If you must give contrast to a patient who is at risk, make sure they are volume expanded (tough in trauma patients), or consider giving acetylcysteine or using isosmolar contrast (controversial, may still cause toxicity).

Bottom line: If you are considering contrast CT, try to get a history to see if the patient is at risk for nephrotoxicity. Also consider all of the studies that will be needed and try to consolidate your contrast dosing. For example, you can get CT chest/abdomen/pelvis and CT angio of the neck with one contrast bolus. Consider low dose contrast injection if the patient needs formal angiographic studies in the IR suite. Always think about the global needs of your patient and plan accordingly (and safely).

Related posts:

Reference: Contrast media and the kidney. British J Radiol 76:513-518, 2003.

How Long Should We Watch Intracerebral Hemorrhage?

Patients with traumatic brain injury (TBI) severe enough to cause bleeding are usually admitted to the hospital for observation and in many cases, repeat CT scanning. Those with small intracranial hemorrhages (ICH) may experience progression of the bleeding, and a small percentage of cases may need operative intervention (1-3%). Questions we typically face are, how long should we watch for progression, and how often should we scan?

A retrospective cohort study was carried out at UMD-NJ, looking for answers for a specific subset of these patients.

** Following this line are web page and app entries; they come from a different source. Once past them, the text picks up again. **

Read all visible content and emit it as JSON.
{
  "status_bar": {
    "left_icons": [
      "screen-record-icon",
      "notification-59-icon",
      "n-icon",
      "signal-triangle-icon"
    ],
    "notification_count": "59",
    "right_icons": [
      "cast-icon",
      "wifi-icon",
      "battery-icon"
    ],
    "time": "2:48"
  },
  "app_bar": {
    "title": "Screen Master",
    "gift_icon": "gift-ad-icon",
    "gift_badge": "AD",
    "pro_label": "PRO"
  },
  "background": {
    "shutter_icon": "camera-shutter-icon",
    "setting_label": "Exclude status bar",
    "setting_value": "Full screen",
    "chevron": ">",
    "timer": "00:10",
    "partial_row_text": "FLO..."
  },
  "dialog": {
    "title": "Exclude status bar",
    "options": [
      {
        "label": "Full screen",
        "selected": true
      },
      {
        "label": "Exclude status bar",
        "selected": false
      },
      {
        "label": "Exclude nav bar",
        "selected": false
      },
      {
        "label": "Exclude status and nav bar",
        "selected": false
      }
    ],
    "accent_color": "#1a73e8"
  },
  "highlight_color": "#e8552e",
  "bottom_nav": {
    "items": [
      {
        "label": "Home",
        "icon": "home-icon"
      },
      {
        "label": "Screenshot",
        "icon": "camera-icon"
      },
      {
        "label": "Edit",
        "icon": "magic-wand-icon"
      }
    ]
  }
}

Specifically, they had to have a mild blunt TBI (loss of consciousness and/or retrograde amnesia, GCS in the ED of 13-15) and a positive head CT. They classified any type of hemorrhage into or around the brain as positive. 

During a 3 year period, 474 adults were enrolled but only 341 were eligible for the study. They were excluded due to previous injury, presence of a mass (not trauma), need for immediate neurosurgical intervention, or failure to get a second CT scan. The authors found:

  • 7% of patients were taking anticoagulants! This is surprisingly high. Interestingly, 15 were subtherapeutic, 3 were therapeutic and 2 were supratherapeutic.
  • Subarachnoid hemorrhage was the most common finding on CT (54%). Intraparenchymal hemorrhage was next most common (48%) Many patients had more than one type of bleed.
  • The injury worsened between the first and second scans in 31% of patients. This number increased to 46% in patients taking anticoagulants. 
  • About 97% of bleeds stopped progressing by 24 hrs post-injury.

Bottom line: Most centers are probably overdoing the observation and repeat scan thing. More than two thirds of bleeds are stable by the first scan (first and second scans identical), and nearly all stop progressing within 24 hours. It’s very likely that patients who are not on anticoagulants and who have a stable neuro exam and stable symptoms can get just one scan and 24 hours of observation. Persistent headache, nausea, failure to ambulate well, or other symptoms warrant a repeat scan and longer observation.

Related posts:

Reference: The temporal course of intracranial haemorrhage progression: How long is observation necessary? Injury 43(12):2122-2125, 2012.